Josh Larsen posted my response to his middling-to-negative review of Guardians of the Galaxy Vol. 2 in his Why I’m Wrong feature. I wanted to post it here as well, along with follow-up thoughts about how the movie reminded me of his great new book Movies Are Prayers.
My defense of GOTG2
What I won’t defend: the glorified carnage, yet another “blow up the glowing thing in order to save the universe” superhero movie ending, or the strange casting of Sylvester Stallone.
What I will defend: Chris Pratt’s ongoing ability to surprise with his acting; how they maintained a healthy mix of irreverent humor, action, and obligatory MCU service; and how these maladjusted Guardian misfits learn to love each other and themselves in a surprisingly uncheesy way. The subplots of Nebula, Yondu, and Mantis hardly drag the focus away from the Guardians. On the contrary, they enhance each of them by calling attention to the compelling parts (or defects) in the Guardians’ personalities, and propelling them toward the reconciliation and peace (however temporary) they crave. The Yondu and Nebula storylines were especially affecting, both on their own and how they affected Quill and Gamora respectively.
How can the antagonism between Quill and Rocket be “forced” given their very believable insecurities and irrepressible need to be the wittiest, most tough-guy fighter of the group? And did you fall asleep during the scenes between Rocket and Baby Groot? They contained the same delightful rapport from the first film, altered for the new, infantilized version of Groot. You must have missed those and the other “grace notes” that peppered the entire film, including the best Zune joke of all time.
No doubt the plot goes a little haywire once Kurt Russell enters the picture. (What was up with his castle and all those porcelain dioramas? Demigod hobby I guess.) It pretty quickly didn’t smell right, so I spent most of the second act waiting for The Turn. But since I’ve lowered my expectations considerably for Marvel villains, my larger concern was enjoying the laughs and unexpected poignant moments along the way.
You insist it’s a small movie trying on big-boy blockbuster pants, but I saw it as putting on one of those clear, gelled spacesuits that Quill wears at one point: the spectacle fits snugly around the human core. I’ll put up with an explosion or 17 for that.
Further thoughts on reconciliation
I wanted to follow-up about how it acts as a prayer of reconciliation. Starting in Vol. 1, each of the Guardians (sans Groot) had crippling insecurities and self-esteem issues that they masked with sarcasm (Quill), steeliness (Gamora), pugnacity (Rocket), or a vengeful spirit (Drax). Insecurities make for great cinema: they compel characters to act for or against things. And when they are paired with comedy and great cast chemistry, you get movies like this, which are fun to watch because the characters aren’t as noble and upright as the Avengers.
But insecurity also signals a hole wanting to be filled, which is where reconciliation comes in. It became clear in Vol. 1 that Quill ached for the love of a real family.

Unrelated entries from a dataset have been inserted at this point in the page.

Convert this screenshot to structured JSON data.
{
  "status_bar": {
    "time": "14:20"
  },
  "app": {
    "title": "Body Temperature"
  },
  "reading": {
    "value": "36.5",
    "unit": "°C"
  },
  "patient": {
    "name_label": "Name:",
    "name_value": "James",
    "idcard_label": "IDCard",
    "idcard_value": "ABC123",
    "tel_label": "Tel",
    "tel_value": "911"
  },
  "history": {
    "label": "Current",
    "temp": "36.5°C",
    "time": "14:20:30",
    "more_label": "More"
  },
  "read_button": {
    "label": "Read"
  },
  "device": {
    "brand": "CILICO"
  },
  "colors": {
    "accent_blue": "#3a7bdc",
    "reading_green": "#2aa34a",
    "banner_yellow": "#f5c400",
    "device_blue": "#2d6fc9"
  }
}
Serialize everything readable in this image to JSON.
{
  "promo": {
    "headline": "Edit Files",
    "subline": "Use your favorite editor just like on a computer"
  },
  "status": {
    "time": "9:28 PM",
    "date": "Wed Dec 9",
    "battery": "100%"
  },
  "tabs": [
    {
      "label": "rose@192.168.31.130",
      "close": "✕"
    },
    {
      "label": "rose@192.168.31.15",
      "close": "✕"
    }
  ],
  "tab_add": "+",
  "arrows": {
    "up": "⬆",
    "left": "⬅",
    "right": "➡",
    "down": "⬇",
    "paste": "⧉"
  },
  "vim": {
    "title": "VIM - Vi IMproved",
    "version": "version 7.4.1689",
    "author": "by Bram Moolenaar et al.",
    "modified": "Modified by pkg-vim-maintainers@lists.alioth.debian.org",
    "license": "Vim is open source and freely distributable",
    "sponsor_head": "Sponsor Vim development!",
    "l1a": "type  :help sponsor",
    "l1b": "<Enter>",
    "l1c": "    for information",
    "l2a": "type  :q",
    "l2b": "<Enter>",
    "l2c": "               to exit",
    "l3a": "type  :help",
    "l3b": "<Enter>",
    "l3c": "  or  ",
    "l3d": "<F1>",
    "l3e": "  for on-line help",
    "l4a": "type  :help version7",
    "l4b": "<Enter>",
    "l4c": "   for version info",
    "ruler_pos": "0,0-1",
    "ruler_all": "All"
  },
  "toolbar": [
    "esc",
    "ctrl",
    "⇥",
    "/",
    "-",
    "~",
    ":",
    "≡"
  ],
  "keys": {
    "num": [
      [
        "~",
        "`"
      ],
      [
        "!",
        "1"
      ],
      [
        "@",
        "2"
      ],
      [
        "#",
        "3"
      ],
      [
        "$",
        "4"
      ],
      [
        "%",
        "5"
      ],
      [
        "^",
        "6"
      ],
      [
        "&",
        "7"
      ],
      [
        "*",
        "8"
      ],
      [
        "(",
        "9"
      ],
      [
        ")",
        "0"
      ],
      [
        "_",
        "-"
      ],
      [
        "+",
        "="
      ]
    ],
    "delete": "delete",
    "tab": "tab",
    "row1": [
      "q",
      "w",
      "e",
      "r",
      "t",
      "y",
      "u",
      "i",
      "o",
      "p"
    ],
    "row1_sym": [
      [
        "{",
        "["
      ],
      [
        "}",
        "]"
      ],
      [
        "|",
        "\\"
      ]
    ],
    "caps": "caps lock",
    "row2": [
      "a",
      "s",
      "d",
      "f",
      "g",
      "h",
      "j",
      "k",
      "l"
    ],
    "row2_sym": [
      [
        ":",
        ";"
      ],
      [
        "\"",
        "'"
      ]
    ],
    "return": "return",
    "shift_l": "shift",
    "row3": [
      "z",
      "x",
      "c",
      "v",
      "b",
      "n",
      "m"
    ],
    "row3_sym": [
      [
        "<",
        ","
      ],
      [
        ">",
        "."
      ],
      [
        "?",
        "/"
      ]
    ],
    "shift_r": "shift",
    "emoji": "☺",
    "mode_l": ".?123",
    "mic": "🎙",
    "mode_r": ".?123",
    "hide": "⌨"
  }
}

He thought he had it in Vol. 2 when Ego came along, but then realized it was counterfeit and downright deadly, causing him to see his relationship with Yondu in a different and profound way. (How beautiful was that line “He may have been your father, boy, but he wasn’t your daddy”?) Yondu was able to redeem himself in the end, sacrificing his life for his son and bringing people together for his funeral. (Yes, it was saccharine; no, I don’t care.)

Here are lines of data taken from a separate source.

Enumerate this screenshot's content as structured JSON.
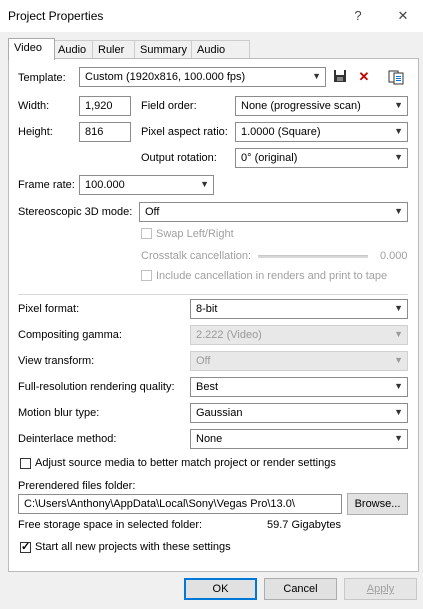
{
  "window": {
    "title": "Project Properties",
    "help_icon": "?",
    "close_icon": "✕"
  },
  "tabs": [
    {
      "label": "Video",
      "active": true
    },
    {
      "label": "Audio",
      "active": false
    },
    {
      "label": "Ruler",
      "active": false
    },
    {
      "label": "Summary",
      "active": false
    },
    {
      "label": "Audio CD",
      "active": false
    }
  ],
  "video": {
    "template_label": "Template:",
    "template_value": "Custom (1920x816, 100.000 fps)",
    "width_label": "Width:",
    "width_value": "1,920",
    "height_label": "Height:",
    "height_value": "816",
    "field_order_label": "Field order:",
    "field_order_value": "None (progressive scan)",
    "pixel_aspect_label": "Pixel aspect ratio:",
    "pixel_aspect_value": "1.0000 (Square)",
    "output_rotation_label": "Output rotation:",
    "output_rotation_value": "0° (original)",
    "frame_rate_label": "Frame rate:",
    "frame_rate_value": "100.000",
    "stereo_label": "Stereoscopic 3D mode:",
    "stereo_value": "Off",
    "swap_label": "Swap Left/Right",
    "crosstalk_label": "Crosstalk cancellation:",
    "crosstalk_value": "0.000",
    "include_cancel_label": "Include cancellation in renders and print to tape",
    "pixel_format_label": "Pixel format:",
    "pixel_format_value": "8-bit",
    "compositing_label": "Compositing gamma:",
    "compositing_value": "2.222 (Video)",
    "view_transform_label": "View transform:",
    "view_transform_value": "Off",
    "fullres_label": "Full-resolution rendering quality:",
    "fullres_value": "Best",
    "motion_blur_label": "Motion blur type:",
    "motion_blur_value": "Gaussian",
    "deinterlace_label": "Deinterlace method:",
    "deinterlace_value": "None",
    "adjust_source_label": "Adjust source media to better match project or render settings",
    "prerendered_label": "Prerendered files folder:",
    "prerendered_value": "C:\\Users\\Anthony\\AppData\\Local\\Sony\\Vegas Pro\\13.0\\",
    "browse_label": "Browse...",
    "free_storage_label": "Free storage space in selected folder:",
    "free_storage_value": "59.7 Gigabytes",
    "start_new_label": "Start all new projects with these settings"
  },
  "footer": {
    "ok": "OK",
    "cancel": "Cancel",
    "apply": "Apply"
  },
  "colors": {
    "accent": "#0078d7",
    "delete_icon": "#c00000"
  }
}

Gamora wasn’t looking for reconciliation, but it nevertheless came for her in a fury. Nebula’s rage, we found out, was yet another cloak to hide deep childhood trauma and pain of not having a sister to love and confide in. When we find this out after their Sister Fight to End All Sister Fights, Gamora is shocked. But later, humbled, she initiates the process of reconciliation, however uneasy, in another small but beautiful moment toward restoration.

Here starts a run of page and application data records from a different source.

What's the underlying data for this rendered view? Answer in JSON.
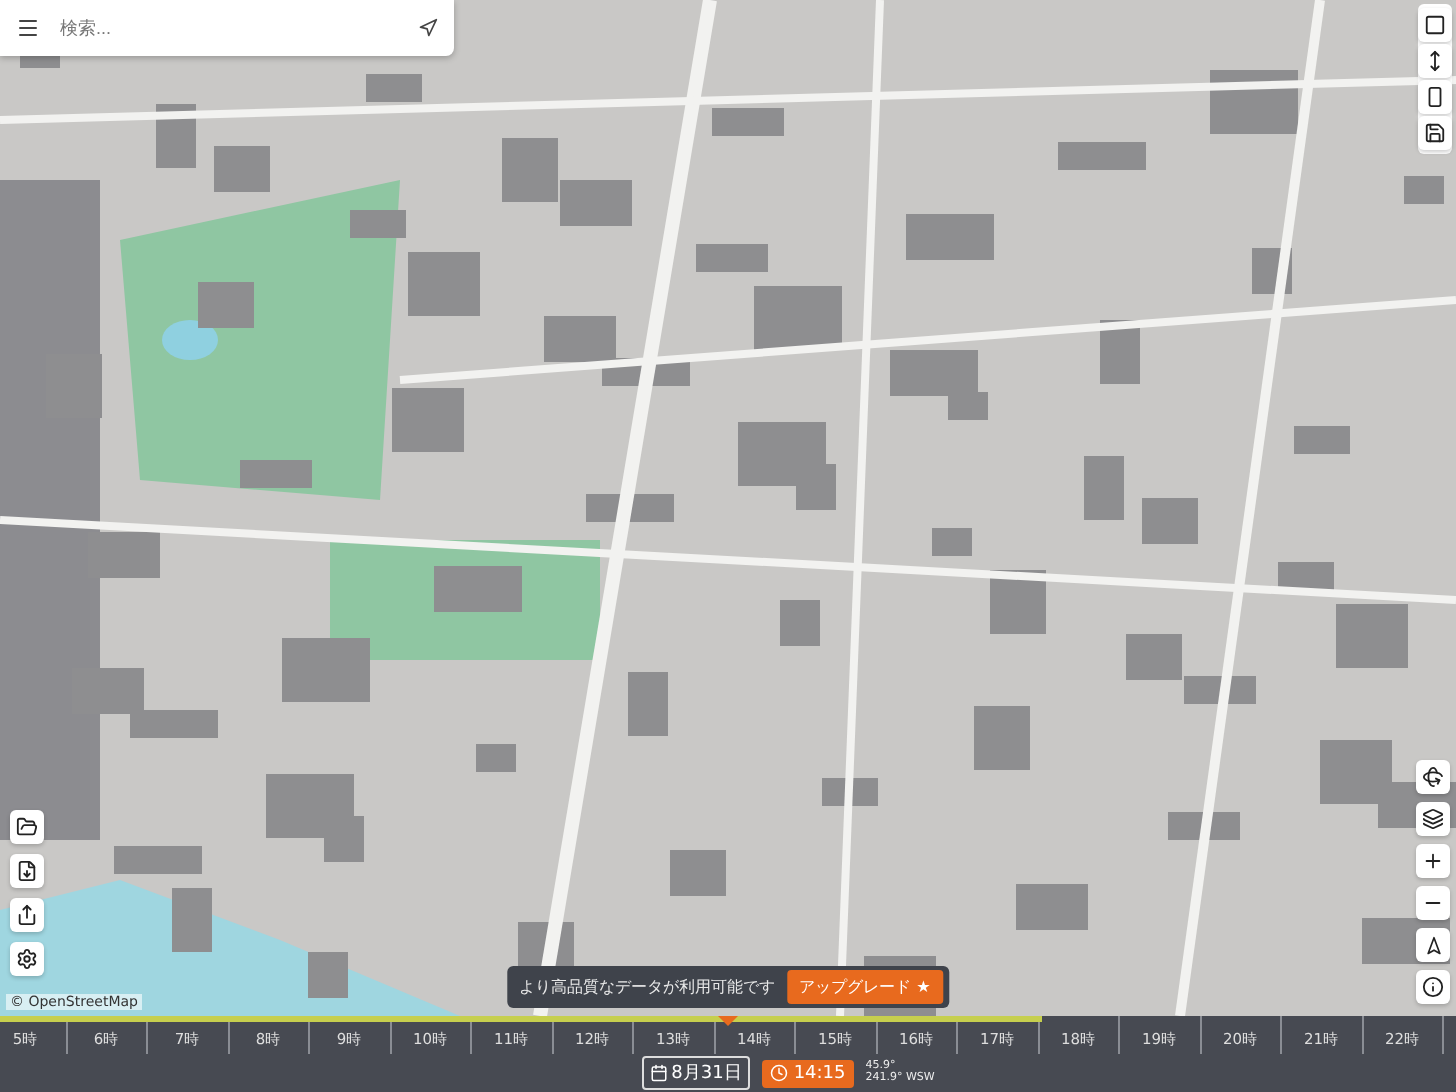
{
  "search": {
    "placeholder": "検索..."
  },
  "attribution": "© OpenStreetMap",
  "banner": {
    "message": "より高品質なデータが利用可能です",
    "button": "アップグレード ★"
  },
  "timeline": {
    "hours": [
      "5時",
      "6時",
      "7時",
      "8時",
      "9時",
      "10時",
      "11時",
      "12時",
      "13時",
      "14時",
      "15時",
      "16時",
      "17時",
      "18時",
      "19時",
      "20時",
      "21時",
      "22時"
    ],
    "daylight": {
      "level": 0.715
    },
    "cursor": {
      "level": 0.5
    }
  },
  "bottom_bar": {
    "date": "8月31日",
    "time": "14:15",
    "elevation": "45.9°",
    "azimuth": "241.9° WSW"
  }
}
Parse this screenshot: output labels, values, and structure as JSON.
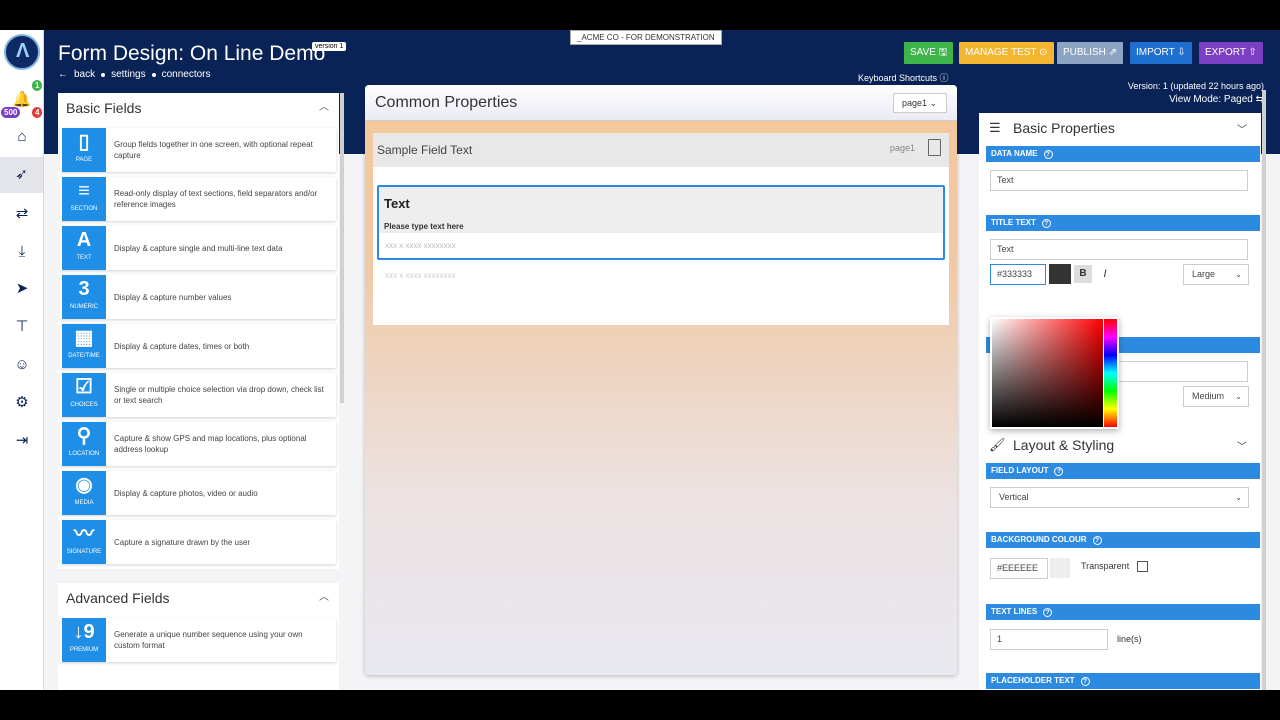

Yondu has another great moment with Rocket, telling him who Rocket is and therefore who Yondu is by extension. Deep down, Rocket wants to be seen and accepted for who he is beneath his hardened yet furry exterior. This bit of reconciliation isn’t between Rocket and Yonda, though, but within Rocket, who struggles with the notion that you have to believe you deserve love if you’re ever going to be able to love someone else. You mentioned the chemistry between Rocket and Groot was lacking. It was certainly different, but remember: Groot technically died in the first movie. Rocket lost his best friend and guardian. Thus I assume his character in Vol. 2 is simply grieving.
For Drax, companionship has been a key desire after losing his family. He achieved some peace about it at the end of Vol. 1, but now his budding relationship with Mantis taps into that lost aspect of his life. A man who doesn’t understand emotions paired with someone who only understands them? That’s the basis of a sitcom. Drax & Mantis, coming to Netflix tomorrow.
And Groot just wants to dance, man.
It seems kinda silly to devote this much attention to a movie that would probably just laugh at any suggestion of deep thought. And you’re right that the grace the Guardians extend to each other did not extend to the hordes of henchmen killed without a second’s thought, an unfortunately typical feature of many American action movies. But I’m a sucker for moments like these in any kind of movie, let alone in one you wouldn’t expect.